the yard. And there have even
been ducklings swimming in the
That came about like this: The
children’s father, Alan, accidently
destroyed the cover of a duck nest
while he was making hay. (The
mother duck won’t return to her
nest if the cover is ruined.) He
brought the eggs into the house
and put them under a heat lamp in
the kitchen. Every day, the child
ren sprinkled water on them and
turned them, just as the mother
duck would have, and they
hatched! When the ducklings were
a couple days old, the children put
them in the bathtub so they could
swim. After that, they were kept in
the barn until they were old
enough to fend for themselves.
Then the family set them free in a
nature preserve that has a large
pond. They mingled right in with
the other ducks.
Grant, I'A , loves the chukars.
“He thinks they’re special,” his
mother, Kendra, said. His great
uncle gave them to the family after
he had hatched them out in an
Ashley, Whitney and Grant love to feed the calvesl
Grant keeps his chukars In a pen in the backyan
Lots Of Animals Make Life Fun
daily egg. The eggs must be kept
at room temperature for several
days before being incubated, so
they are stored in the cellar and the
girls turn them every day. Then
their great-uncle will put them in
Ashley and Whitney feed the
calves from the dairy operation
that their parents and grandfather,
Mark Meyers, run.
The dogs, Taffy and Tootsie,
are an important part of the farm.

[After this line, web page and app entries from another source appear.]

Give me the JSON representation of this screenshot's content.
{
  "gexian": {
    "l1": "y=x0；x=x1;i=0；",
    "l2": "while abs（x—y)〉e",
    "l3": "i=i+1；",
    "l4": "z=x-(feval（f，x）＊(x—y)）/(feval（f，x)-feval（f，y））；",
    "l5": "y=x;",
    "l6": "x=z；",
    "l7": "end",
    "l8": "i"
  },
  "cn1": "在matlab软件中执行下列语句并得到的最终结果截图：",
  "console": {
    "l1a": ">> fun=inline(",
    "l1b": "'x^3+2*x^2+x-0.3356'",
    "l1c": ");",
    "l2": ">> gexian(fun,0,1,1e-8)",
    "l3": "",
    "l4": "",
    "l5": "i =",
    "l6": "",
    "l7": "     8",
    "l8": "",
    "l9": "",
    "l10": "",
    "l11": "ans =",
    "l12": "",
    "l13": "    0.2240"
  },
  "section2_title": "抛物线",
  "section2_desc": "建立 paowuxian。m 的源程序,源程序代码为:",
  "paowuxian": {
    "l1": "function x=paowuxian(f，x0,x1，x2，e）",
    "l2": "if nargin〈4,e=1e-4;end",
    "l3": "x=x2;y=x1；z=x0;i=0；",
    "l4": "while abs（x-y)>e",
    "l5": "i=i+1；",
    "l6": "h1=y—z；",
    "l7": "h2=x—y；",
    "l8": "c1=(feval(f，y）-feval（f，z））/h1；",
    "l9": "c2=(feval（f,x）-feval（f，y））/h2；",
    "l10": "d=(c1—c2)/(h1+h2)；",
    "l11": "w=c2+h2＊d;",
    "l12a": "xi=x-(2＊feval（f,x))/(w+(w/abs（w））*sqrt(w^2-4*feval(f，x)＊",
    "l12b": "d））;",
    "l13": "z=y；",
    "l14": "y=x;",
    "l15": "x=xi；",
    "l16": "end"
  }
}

They are Jack Russell terriers, and
are ferocious when it comes to
killing groundhogs. The rest of the
time, they are gentle family pets.
They stay close to the farmhouse

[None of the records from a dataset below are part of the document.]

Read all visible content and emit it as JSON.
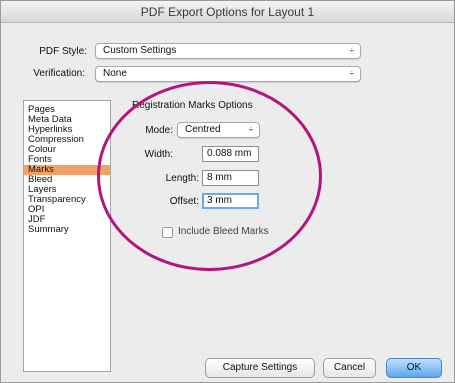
{
  "window": {
    "title": "PDF Export Options for Layout 1"
  },
  "pdf_style": {
    "label": "PDF Style:",
    "value": "Custom Settings",
    "arrows": "÷"
  },
  "verification": {
    "label": "Verification:",
    "value": "None",
    "arrows": "÷"
  },
  "sidebar": {
    "items": [
      {
        "label": "Pages"
      },
      {
        "label": "Meta Data"
      },
      {
        "label": "Hyperlinks"
      },
      {
        "label": "Compression"
      },
      {
        "label": "Colour"
      },
      {
        "label": "Fonts"
      },
      {
        "label": "Marks",
        "selected": true
      },
      {
        "label": "Bleed"
      },
      {
        "label": "Layers"
      },
      {
        "label": "Transparency"
      },
      {
        "label": "OPI"
      },
      {
        "label": "JDF"
      },
      {
        "label": "Summary"
      }
    ]
  },
  "registration": {
    "title": "Registration Marks Options",
    "mode": {
      "label": "Mode:",
      "value": "Centred",
      "arrows": "÷"
    },
    "width": {
      "label": "Width:",
      "value": "0.088 mm"
    },
    "length": {
      "label": "Length:",
      "value": "8 mm"
    },
    "offset": {
      "label": "Offset:",
      "value": "3 mm"
    },
    "include_bleed": {
      "label": "Include Bleed Marks",
      "checked": false
    }
  },
  "buttons": {
    "capture": "Capture Settings",
    "cancel": "Cancel",
    "ok": "OK"
  },
  "colors": {
    "selection": "#f2a266",
    "highlight_ellipse": "#b3157f",
    "default_button": "#5aa6ee"
  }
}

most of the time. If the children go
to their grandmother’s house near
by, Taffy and Tootsie follow and
stay outside her door until the
children go home.

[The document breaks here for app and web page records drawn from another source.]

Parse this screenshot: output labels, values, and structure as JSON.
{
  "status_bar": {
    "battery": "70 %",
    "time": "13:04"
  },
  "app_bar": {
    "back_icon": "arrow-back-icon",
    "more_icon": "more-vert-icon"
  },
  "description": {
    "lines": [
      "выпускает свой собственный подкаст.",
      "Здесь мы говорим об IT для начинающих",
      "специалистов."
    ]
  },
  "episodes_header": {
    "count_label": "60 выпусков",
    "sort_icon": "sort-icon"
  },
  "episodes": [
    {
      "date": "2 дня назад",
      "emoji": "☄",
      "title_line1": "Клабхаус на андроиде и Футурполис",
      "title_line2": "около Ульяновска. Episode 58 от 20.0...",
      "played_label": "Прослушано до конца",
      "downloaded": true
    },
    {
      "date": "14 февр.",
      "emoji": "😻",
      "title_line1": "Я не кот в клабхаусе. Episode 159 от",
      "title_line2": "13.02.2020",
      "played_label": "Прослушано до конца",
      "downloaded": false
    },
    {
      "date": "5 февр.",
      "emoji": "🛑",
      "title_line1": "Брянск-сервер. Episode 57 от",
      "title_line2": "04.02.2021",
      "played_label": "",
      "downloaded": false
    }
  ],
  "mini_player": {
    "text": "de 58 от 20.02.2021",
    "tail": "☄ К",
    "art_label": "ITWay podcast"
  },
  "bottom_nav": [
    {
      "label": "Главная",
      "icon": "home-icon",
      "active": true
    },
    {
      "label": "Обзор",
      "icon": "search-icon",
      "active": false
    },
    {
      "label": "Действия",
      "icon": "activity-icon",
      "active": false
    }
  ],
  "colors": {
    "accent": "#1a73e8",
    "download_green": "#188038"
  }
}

Ashley, 7, collects bugs. Last
fall, she found three cocoons and
kept them in a container all winter.
(Her mother found them in the
garage and wanted her to throw
them away, but she didn’t) This
spring, butterflies came out of the
cocoons and laid some eggs in the
container. Ashley took them to
school to show to her first-grade
class at Shalom Christian
Whitney, 5, along with her sis
ter, feeds, waters and gathers the
eggs from the family’s flock of 12
chickens. She is very excited
about entering kindergarten this
fall. Some of the preparations
have already been made she
A favorite ac y
grandfather made for them.
passed her kindergarten test and “I 1
got my shots!” she announced.
One activity that Ashley, Whit
ney and Grant enjoy together is
the “train” their grandfather made
for them. He made it from apple
juice concentrate tubs after seeing
a photo of one in a magazine. The
train, which has padded seats, is
pulled by the 4-wheeler.
Having lots of animals around
makes life a lot of fun for Ashley,
Whitney and Grant!
jrah . ..ey 0i... irg took this picture. It shows Dennis Bower,
right, head teacher at upper Bern Elementary School, explaining how mules were
used tor farming during the pre-Revolutlonary period. Sarah's class spent a year
learning about the history of Shartlesvllle. Bob Adam’s, left, a sixth grade teacher,
keeps an eye on the mules.
.*niey 4. jy
Here, their father is the
r* < *
/ < f *
issell terrier, are great friends.
i n their